Meticulously researched, broad in its historical scope, Jacks and Jokers (QUP, 2014), the second books in Matthew Condon’s examination of police corruption in Queensland from the late 1950s to the late 1980s, is among a wave of recent books that have redefined the craft of Australian true crime writing (John Safran’s Murder in Mississippiand Anna Krien’s Night Games, are two others).
Indeed, the label ‘true crime’ almost doesn’t seem a fitting way to describe what Condon has done in Jacks and Jokers or the first instalment, Three Crooked Kings (2013). The books almost form an alternative history of a period of Queensland’s development that has been much talked about and often parodied, but little known or understood, both in and outside of the Sunshine State.
As was the case with Three Crooked Kings, the narrative spine of Jacks and Jokers is the career of Terry Lewis. Lewis joined the Queensland police force at twenty and rose to be commissioner before the Fitzgerald Inquiry in the late 80s or, as it was formally known, The Commission of Inquiry into Possible Illegal Activities and Associated Police Misconduct, which led to his trial and conviction on various charges, including accepting vast amounts in bribes to protect vice and illegal gambling.

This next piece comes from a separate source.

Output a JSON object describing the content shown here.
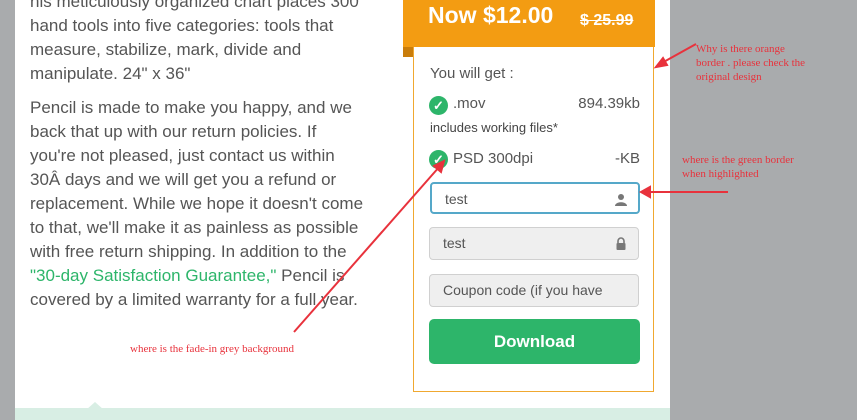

Condon begins Jacks and Jokers in 1976 with the aftermath of the rape of sex worker Mary Anne Brifman, daughter of brothel madam Shirley Brifman, whose illegal activities were detailed in Condon’s earlier book. Shirley Brifman was found dead of a drug overdose in March 1972 and the incident ruled a ‘suicide’, despite suspicious circumstances around her death and the fact she had turned whistle blower on the corrupt cops who had provided protection in exchange for money. Mary Anne only discovered after the fact that her rapist was a Queensland police officer who was never prosecuted for the crime.